# DATASET RECORDS
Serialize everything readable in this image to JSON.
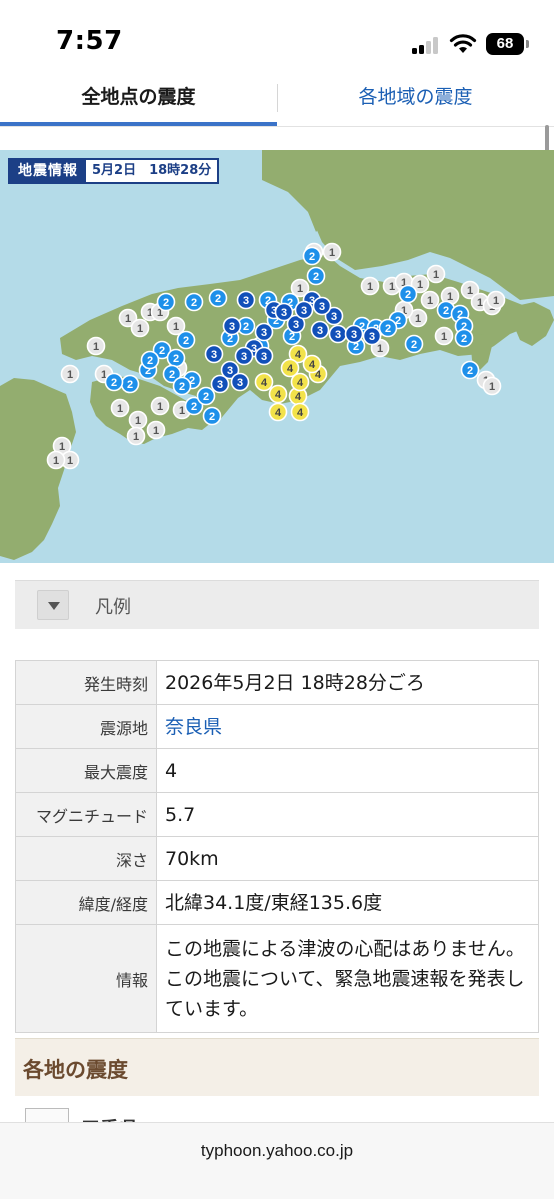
{
  "status_bar": {
    "time": "7:57",
    "battery": "68"
  },
  "tabs": [
    {
      "label": "全地点の震度",
      "active": true
    },
    {
      "label": "各地域の震度",
      "active": false
    }
  ],
  "map": {
    "label_title": "地震情報",
    "label_date": "5月2日　18時28分"
  },
  "legend": {
    "label": "凡例"
  },
  "info": {
    "rows": [
      {
        "key": "発生時刻",
        "value": "2026年5月2日 18時28分ごろ"
      },
      {
        "key": "震源地",
        "value": "奈良県"
      },
      {
        "key": "最大震度",
        "value": "4"
      },
      {
        "key": "マグニチュード",
        "value": "5.7"
      },
      {
        "key": "深さ",
        "value": "70km"
      },
      {
        "key": "緯度/経度",
        "value": "北緯34.1度/東経135.6度"
      },
      {
        "key": "情報",
        "value": "この地震による津波の心配はありません。この地震について、緊急地震速報を発表しています。"
      }
    ]
  },
  "section": {
    "title": "各地の震度",
    "first_region": "三重県"
  },
  "browser": {
    "url": "typhoon.yahoo.co.jp"
  },
  "colors": {
    "intensity_1": "#e6e6e6",
    "intensity_2": "#1e90ea",
    "intensity_3": "#1150b9",
    "intensity_4": "#f2e24a",
    "land": "#93ad6f",
    "sea": "#b4dbe8",
    "tab_accent": "#3b73c8"
  }
}
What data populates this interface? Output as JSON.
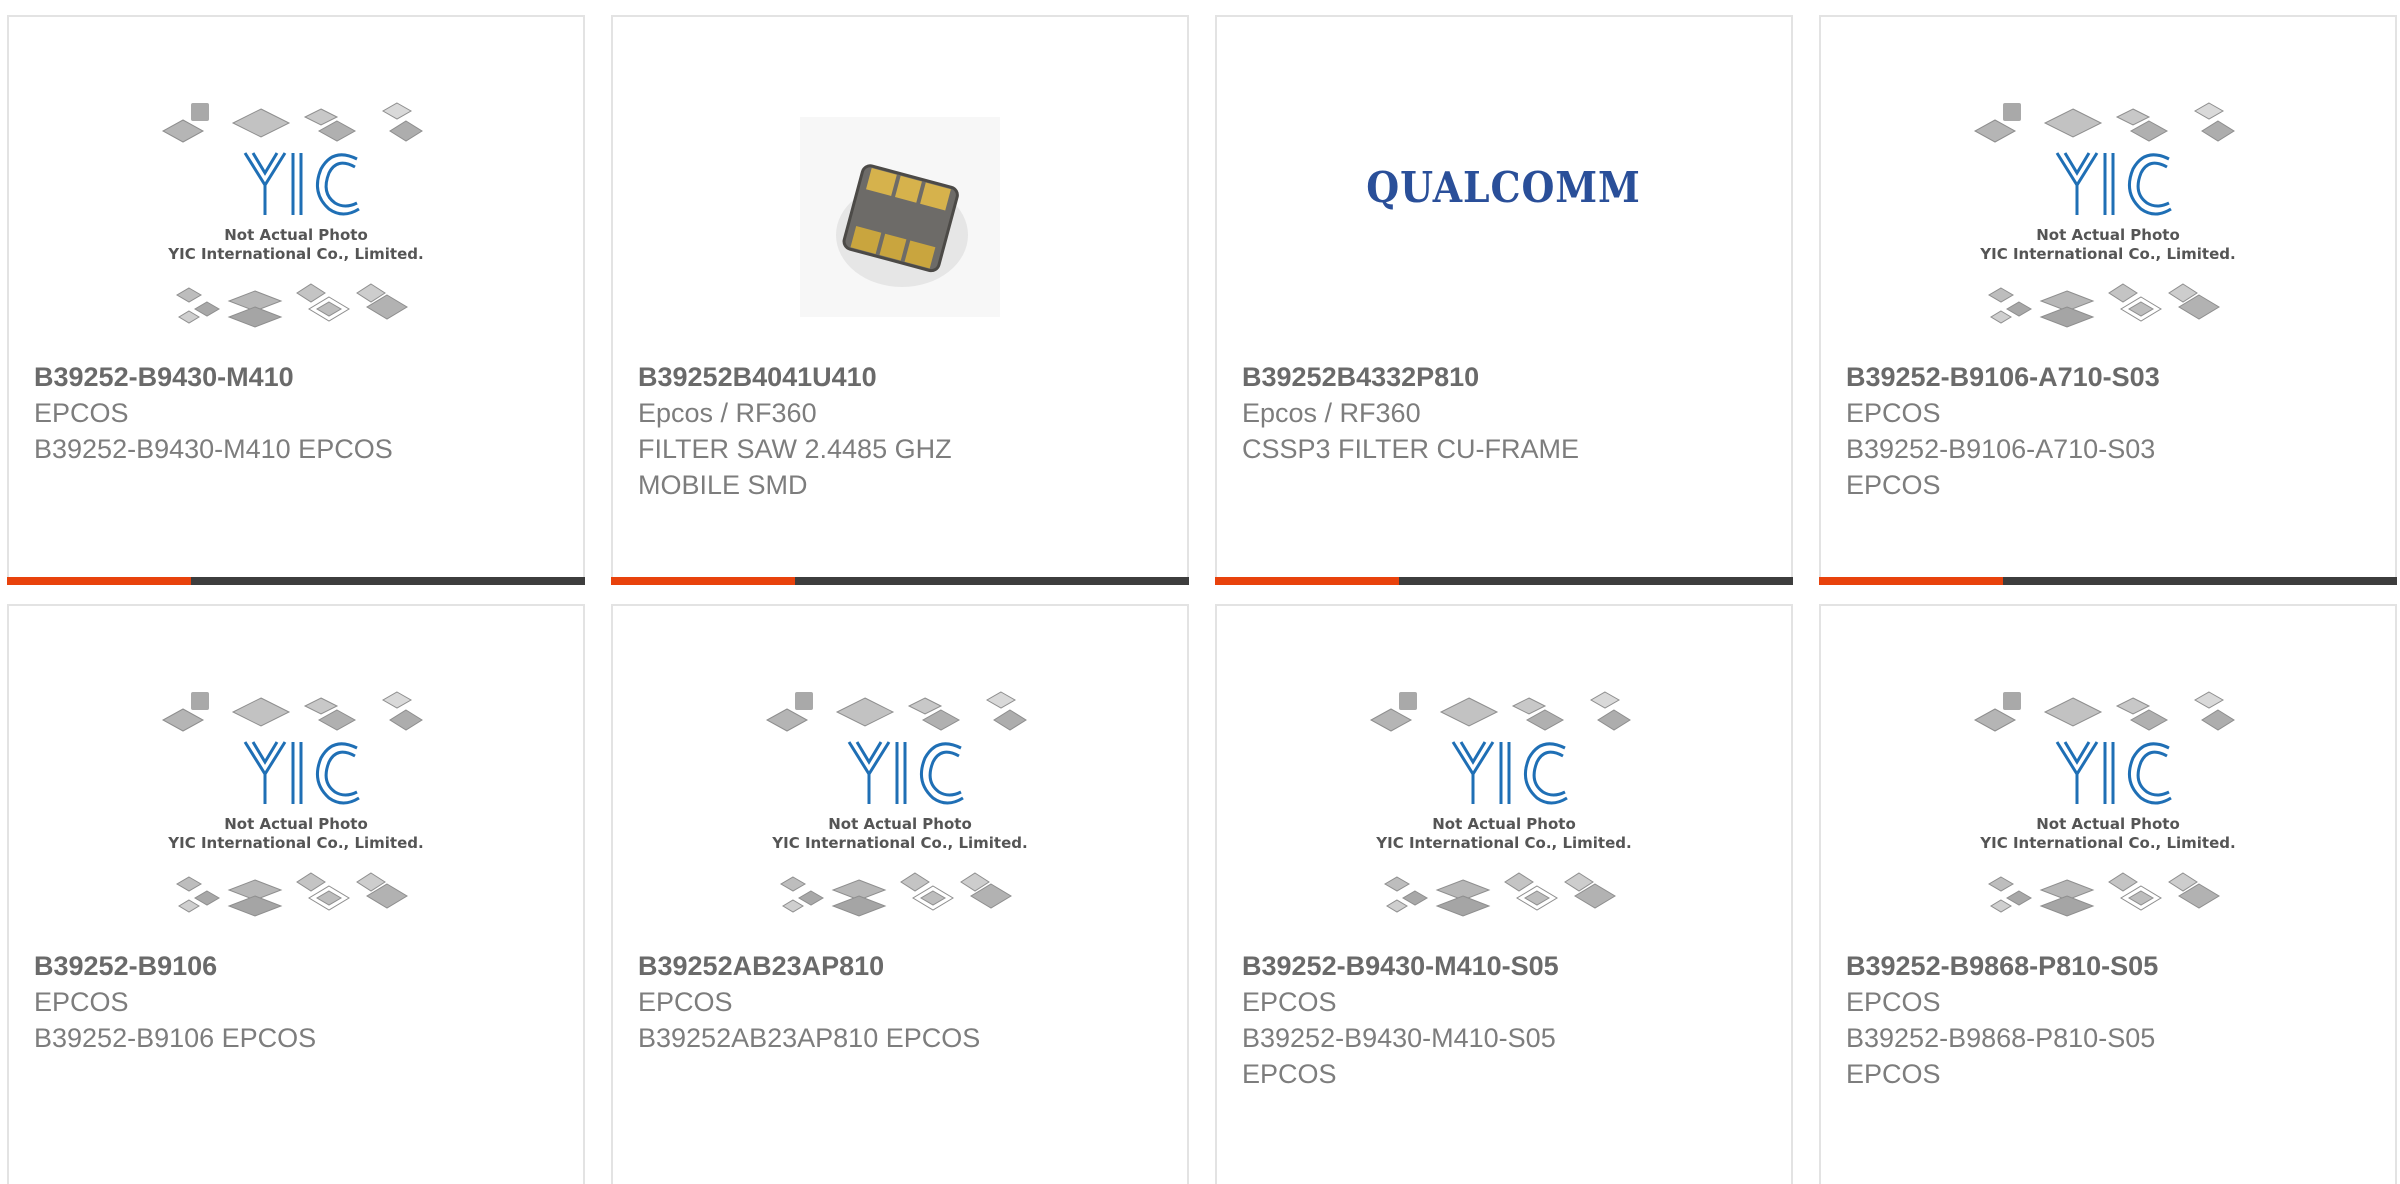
{
  "placeholder_image": {
    "line1": "Not Actual Photo",
    "line2": "YIC International Co., Limited.",
    "logo": "YIC"
  },
  "colors": {
    "accent": "#e8420c",
    "bar": "#3d3d3d",
    "yic_blue": "#1f6fb5",
    "qualcomm_blue": "#2a4f99"
  },
  "products": [
    {
      "part": "B39252-B9430-M410",
      "manufacturer": "EPCOS",
      "desc1": "B39252-B9430-M410 EPCOS",
      "desc2": "",
      "image": "yic-placeholder"
    },
    {
      "part": "B39252B4041U410",
      "manufacturer": "Epcos / RF360",
      "desc1": "FILTER SAW 2.4485 GHZ",
      "desc2": "MOBILE SMD",
      "image": "smd-chip"
    },
    {
      "part": "B39252B4332P810",
      "manufacturer": "Epcos / RF360",
      "desc1": "CSSP3 FILTER CU-FRAME",
      "desc2": "",
      "image": "qualcomm-logo",
      "logo_text": "QUALCOMM"
    },
    {
      "part": "B39252-B9106-A710-S03",
      "manufacturer": "EPCOS",
      "desc1": "B39252-B9106-A710-S03",
      "desc2": "EPCOS",
      "image": "yic-placeholder"
    },
    {
      "part": "B39252-B9106",
      "manufacturer": "EPCOS",
      "desc1": "B39252-B9106 EPCOS",
      "desc2": "",
      "image": "yic-placeholder"
    },
    {
      "part": "B39252AB23AP810",
      "manufacturer": "EPCOS",
      "desc1": "B39252AB23AP810 EPCOS",
      "desc2": "",
      "image": "yic-placeholder"
    },
    {
      "part": "B39252-B9430-M410-S05",
      "manufacturer": "EPCOS",
      "desc1": "B39252-B9430-M410-S05",
      "desc2": "EPCOS",
      "image": "yic-placeholder"
    },
    {
      "part": "B39252-B9868-P810-S05",
      "manufacturer": "EPCOS",
      "desc1": "B39252-B9868-P810-S05",
      "desc2": "EPCOS",
      "image": "yic-placeholder"
    }
  ]
}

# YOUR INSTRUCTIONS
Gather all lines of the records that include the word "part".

# SOLUTION FOR THIS TASK
      "part": "B39252-B9430-M410",
      "part": "B39252B4041U410",
      "part": "B39252B4332P810",
      "part": "B39252-B9106-A710-S03",
      "part": "B39252-B9106",
      "part": "B39252AB23AP810",
      "part": "B39252-B9430-M410-S05",
      "part": "B39252-B9868-P810-S05",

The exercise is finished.